# About this exercise
Reproduce each line of the following material exactly, omitting the images.
──────────
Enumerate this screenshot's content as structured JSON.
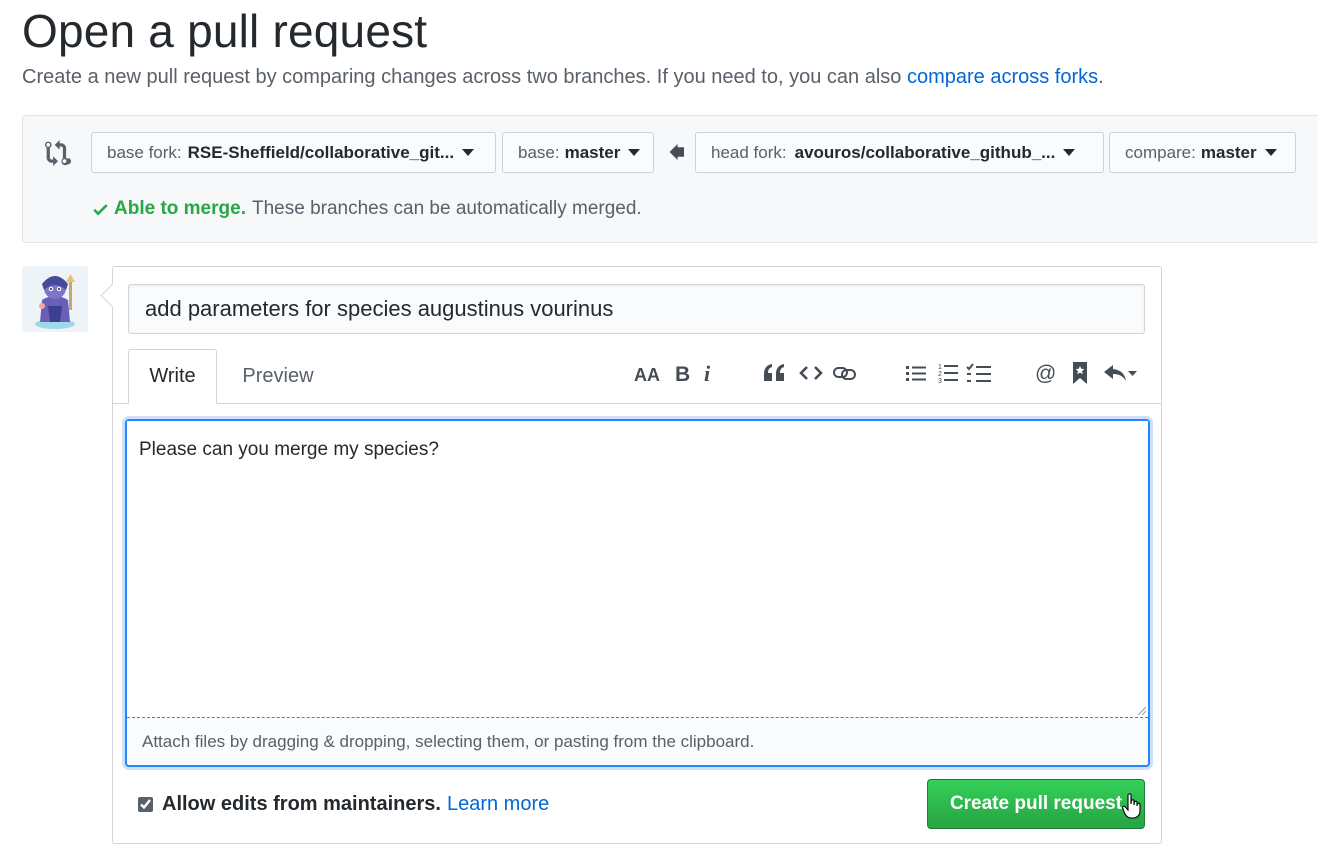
{
  "header": {
    "title": "Open a pull request",
    "subtitle_prefix": "Create a new pull request by comparing changes across two branches. If you need to, you can also ",
    "subtitle_link": "compare across forks",
    "subtitle_suffix": "."
  },
  "range": {
    "base_fork_label": "base fork:",
    "base_fork_value": "RSE-Sheffield/collaborative_git...",
    "base_label": "base:",
    "base_value": "master",
    "head_fork_label": "head fork:",
    "head_fork_value": "avouros/collaborative_github_...",
    "compare_label": "compare:",
    "compare_value": "master",
    "merge_ok": "Able to merge.",
    "merge_text": "These branches can be automatically merged.",
    "merge_color": "#28a745"
  },
  "form": {
    "title_value": "add parameters for species augustinus vourinus",
    "tabs": [
      {
        "label": "Write",
        "selected": true
      },
      {
        "label": "Preview",
        "selected": false
      }
    ],
    "toolbar": [
      "text-size-icon",
      "bold-icon",
      "italic-icon",
      "quote-icon",
      "code-icon",
      "link-icon",
      "unordered-list-icon",
      "ordered-list-icon",
      "task-list-icon",
      "mention-icon",
      "bookmark-icon",
      "reply-icon"
    ],
    "body_value": "Please can you merge my species?",
    "attach_hint": "Attach files by dragging & dropping, selecting them, or pasting from the clipboard.",
    "allow_edits_label": "Allow edits from maintainers.",
    "allow_edits_checked": true,
    "learn_more": "Learn more",
    "submit_label": "Create pull request",
    "submit_color": "#28a745"
  }
}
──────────
# Response area
Enumerate this screenshot's content as structured JSON.
{
  "header": {
    "title": "Open a pull request",
    "subtitle_prefix": "Create a new pull request by comparing changes across two branches. If you need to, you can also ",
    "subtitle_link": "compare across forks",
    "subtitle_suffix": "."
  },
  "range": {
    "base_fork_label": "base fork:",
    "base_fork_value": "RSE-Sheffield/collaborative_git...",
    "base_label": "base:",
    "base_value": "master",
    "head_fork_label": "head fork:",
    "head_fork_value": "avouros/collaborative_github_...",
    "compare_label": "compare:",
    "compare_value": "master",
    "merge_ok": "Able to merge.",
    "merge_text": "These branches can be automatically merged.",
    "merge_color": "#28a745"
  },
  "form": {
    "title_value": "add parameters for species augustinus vourinus",
    "tabs": [
      {
        "label": "Write",
        "selected": true
      },
      {
        "label": "Preview",
        "selected": false
      }
    ],
    "toolbar": [
      "text-size-icon",
      "bold-icon",
      "italic-icon",
      "quote-icon",
      "code-icon",
      "link-icon",
      "unordered-list-icon",
      "ordered-list-icon",
      "task-list-icon",
      "mention-icon",
      "bookmark-icon",
      "reply-icon"
    ],
    "body_value": "Please can you merge my species?",
    "attach_hint": "Attach files by dragging & dropping, selecting them, or pasting from the clipboard.",
    "allow_edits_label": "Allow edits from maintainers.",
    "allow_edits_checked": true,
    "learn_more": "Learn more",
    "submit_label": "Create pull request",
    "submit_color": "#28a745"
  }
}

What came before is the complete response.